There are many different formats to use for a loan proposal. Lenders may need to consult with borrowers to determine which format is best for them. Lenders should look for industry-specific details to properly understand how the borrower’s business is run and what industry trends affect it.
In addition to consulting the information in this section, you can take a free online course on How to Prepare a Loan Package.
The loan application must include certain SBA Forms. The primary forms for the Basic 7(a) program include:
Form 1919: Borrower Information Form
Form 1920: Lender's Application for Guaranty for All 7(a) Programs
Form 912: Statement of Personal History
Most lenders include the following elements. Additional specific requirements may be added by individual lenders.
The borrower should begin the proposal with a simple and direct cover letter or executive summary. This should clearly and briefly explain who they are, their business background, the nature of their business, the amount and purpose of their loan request, their requested terms of repayment, how the funds will benefit their business, and how they will repay the loan.
The borrower should provide a written description of the history of their business, including:
Type of business
Product or service
Brief history (including length of time in business and ownership)
Number of employees
Proposed future operation
Date of information
Include resumes of each owner and key member of management.
Loan Request: SBA Form 4
This description of how the loan funds will be used should include purpose, amount and type of loan.
A brief statement indicating how the loan will be repaid, including repayment sources and time requirements. Cash-flow schedules, budgets, and other appropriate information should support this statement.
Collateral: SBA Form 4-a
List real property and other assets to be held as collateral. Few financial institutions will provide non-collateral-based loans. All loans should have at least two identifiable sources of repayment. The first source is ordinarily cash flow generated from profitable operations of the business. The second source is usually collateral pledged to secure the loan.
Personal Financial Statement: SBA Form 413
SBA requires financial statements for all owners, partners, officers and stockholders owning 20 percent or more of the business. These statements (listing all personal assets, liabilities and monthly payments) should not be more than 90 days old. Federal income tax returns for the past three years must also be submitted.
Business Financial Statements

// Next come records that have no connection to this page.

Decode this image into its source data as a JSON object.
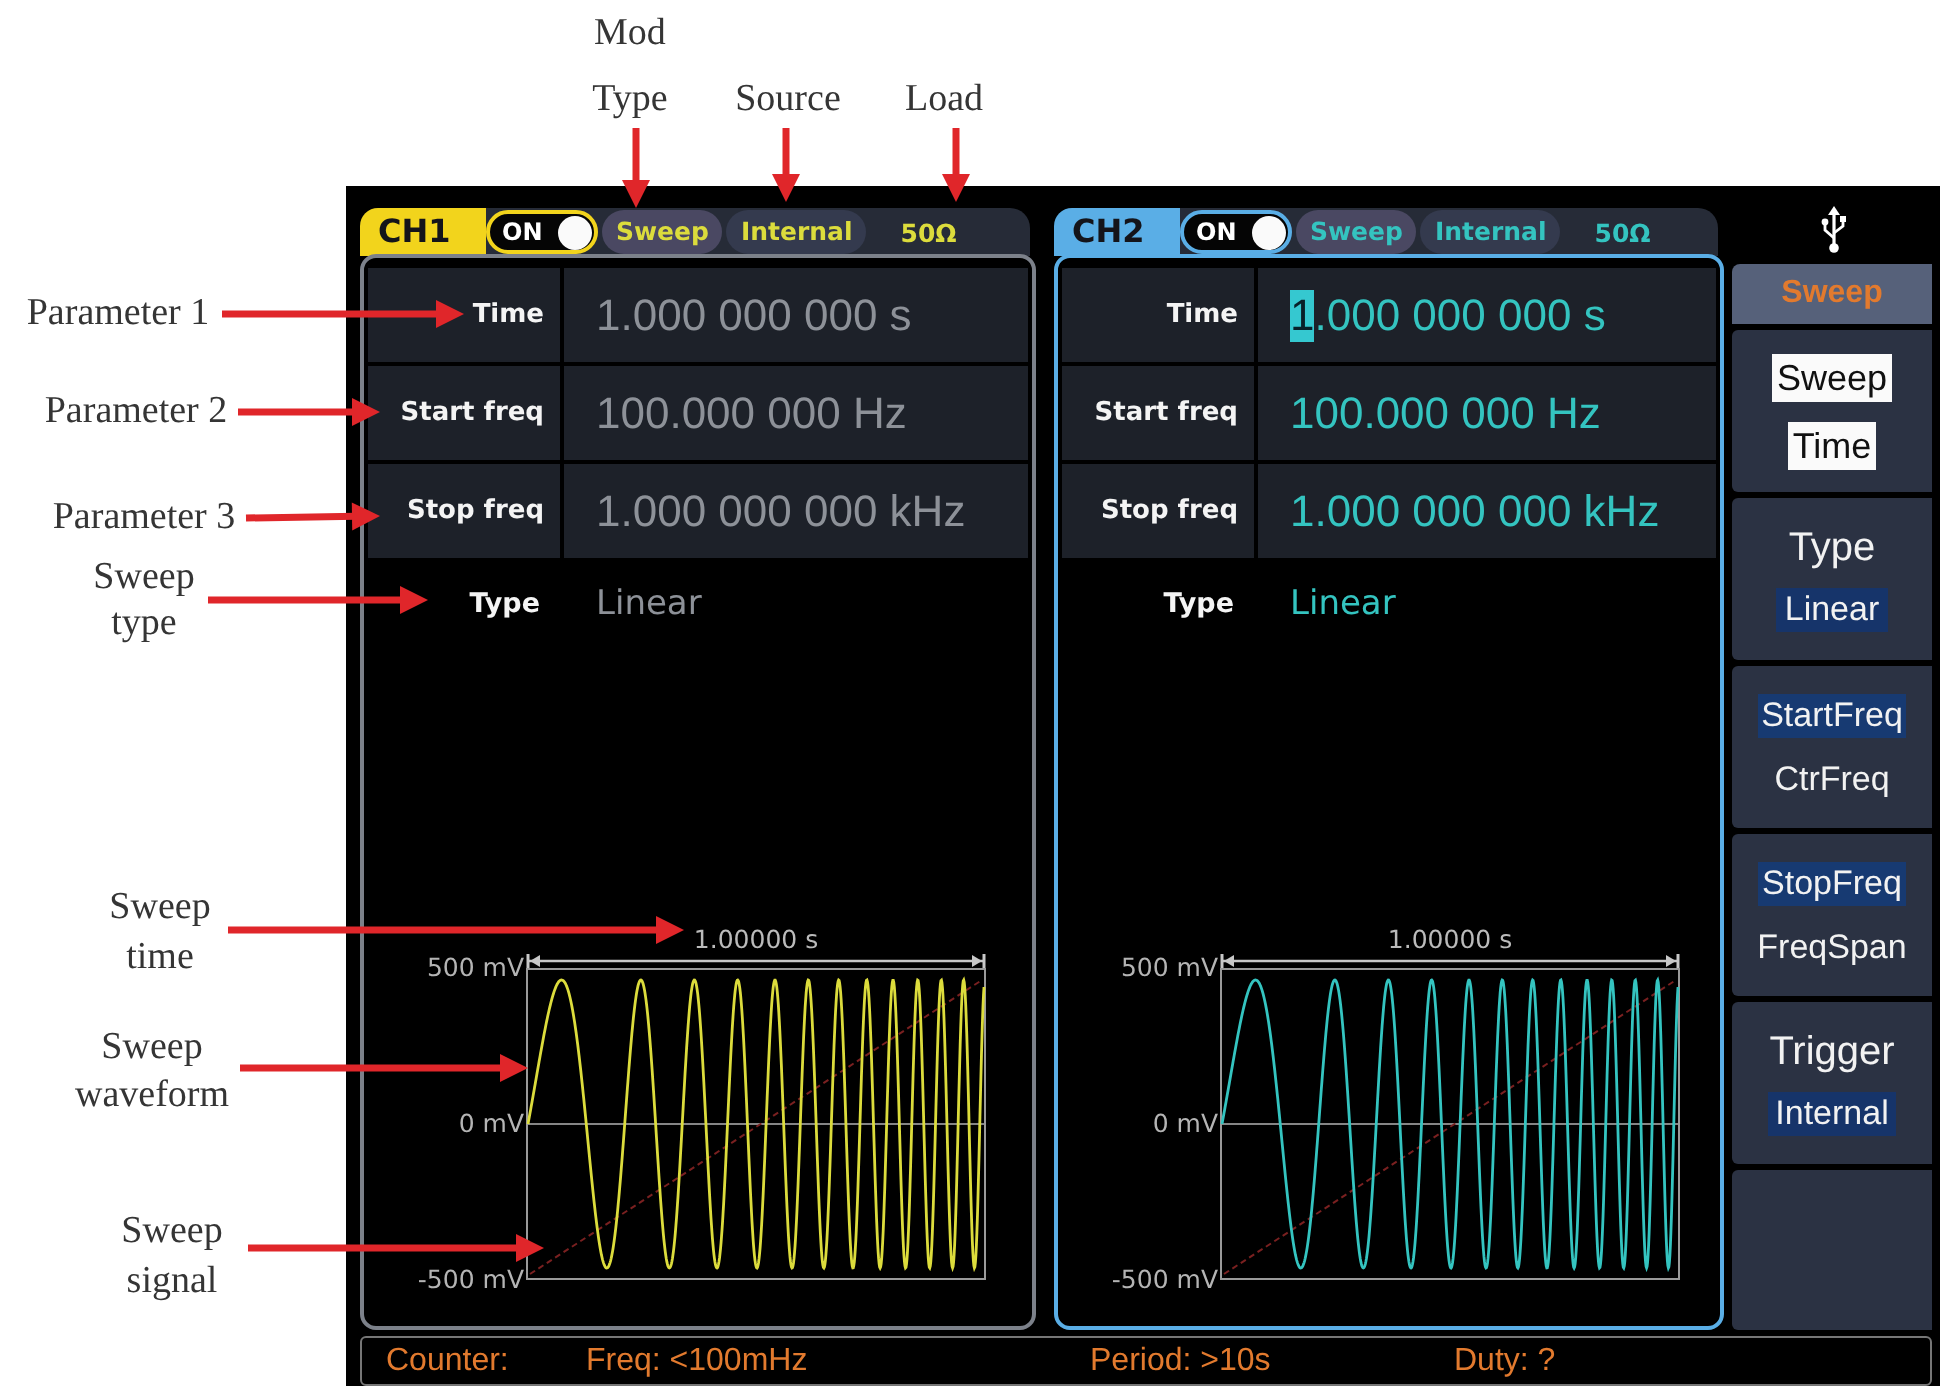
{
  "annotations": {
    "top": [
      {
        "text": "Mod Type"
      },
      {
        "text": "Source"
      },
      {
        "text": "Load"
      }
    ],
    "left": [
      {
        "text": "Parameter 1",
        "kind": "inline"
      },
      {
        "text": "Parameter 2",
        "kind": "inline"
      },
      {
        "text": "Parameter 3",
        "kind": "inline"
      },
      {
        "text": "Sweep type",
        "kind": "stacked"
      },
      {
        "text": "Sweep time",
        "kind": "stacked"
      },
      {
        "text": "Sweep waveform",
        "kind": "stacked"
      },
      {
        "text": "Sweep signal",
        "kind": "stacked"
      }
    ]
  },
  "channels": [
    {
      "name": "CH1",
      "color": "#f2d41c",
      "trace": {
        "color": "#dcdc3c"
      },
      "selected": false,
      "output": {
        "label": "ON",
        "on": true
      },
      "mod_type": "Sweep",
      "source": "Internal",
      "load": "50Ω",
      "params": [
        {
          "label": "Time",
          "value": "1.000 000 000 s",
          "editing": false
        },
        {
          "label": "Start freq",
          "value": "100.000 000 Hz",
          "editing": false
        },
        {
          "label": "Stop freq",
          "value": "1.000 000 000 kHz",
          "editing": false
        }
      ],
      "sweep_type": {
        "label": "Type",
        "value": "Linear"
      },
      "plot": {
        "duration": "1.00000 s",
        "y_labels": [
          "500 mV",
          "0 mV",
          "-500 mV"
        ]
      }
    },
    {
      "name": "CH2",
      "color": "#5aaee6",
      "trace": {
        "color": "#34c4c0"
      },
      "selected": true,
      "output": {
        "label": "ON",
        "on": true
      },
      "mod_type": "Sweep",
      "source": "Internal",
      "load": "50Ω",
      "params": [
        {
          "label": "Time",
          "value": "1.000 000 000 s",
          "editing": true
        },
        {
          "label": "Start freq",
          "value": "100.000 000 Hz",
          "editing": false
        },
        {
          "label": "Stop freq",
          "value": "1.000 000 000 kHz",
          "editing": false
        }
      ],
      "sweep_type": {
        "label": "Type",
        "value": "Linear"
      },
      "plot": {
        "duration": "1.00000 s",
        "y_labels": [
          "500 mV",
          "0 mV",
          "-500 mV"
        ]
      }
    }
  ],
  "menu": {
    "title": "Sweep",
    "items": [
      {
        "kind": "toggle",
        "lines": [
          "Sweep",
          "Time"
        ],
        "active": true
      },
      {
        "kind": "value",
        "title": "Type",
        "value": "Linear"
      },
      {
        "kind": "choice",
        "options": [
          {
            "label": "StartFreq",
            "selected": true
          },
          {
            "label": "CtrFreq",
            "selected": false
          }
        ]
      },
      {
        "kind": "choice",
        "options": [
          {
            "label": "StopFreq",
            "selected": true
          },
          {
            "label": "FreqSpan",
            "selected": false
          }
        ]
      },
      {
        "kind": "value",
        "title": "Trigger",
        "value": "Internal"
      }
    ]
  },
  "counter": {
    "items": [
      "Counter:",
      "Freq: <100mHz",
      "Period: >10s",
      "Duty: ?"
    ]
  }
}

Borrowers should provide complete financial statements for the last three years (including balance sheets, income statements, and a reconciliation of net worth) plus a current (no more than 90 days old) interim financial statement. They should also include a schedule of term debt and aging of accounts payable and accounts receivable (broken into 30-, 60-, 90-, and past-90-day-old categories). If they are just starting out, provide a projected balance sheet and income statement. The strength and accuracy of their financial statements will be the primary basis for the lending decision. (Formats for constructing a balance sheet, income statement, and cash flow statement can be found in Forms.)
The borrower should provide a pro-forma balance sheet reflecting sources and uses of both equity and borrowed funds.
The borrower should provide a projection of future operations for at least one year or until positive cash flow can be shown. Include earnings, expenses, and reasoning for these estimates. The projections should be in profit and loss format. The borrower should explain the assumptions they use if they are different from trend or industry standards and support your projected figures with clear, documentable explanations.
Other Items (as They Apply)
Lease (copies of proposal)
Articles of incorporation
Copies of licenses
Letters of reference
Letters of intent
If you have any questions or need any further information, contact the SBA District Office nearest you.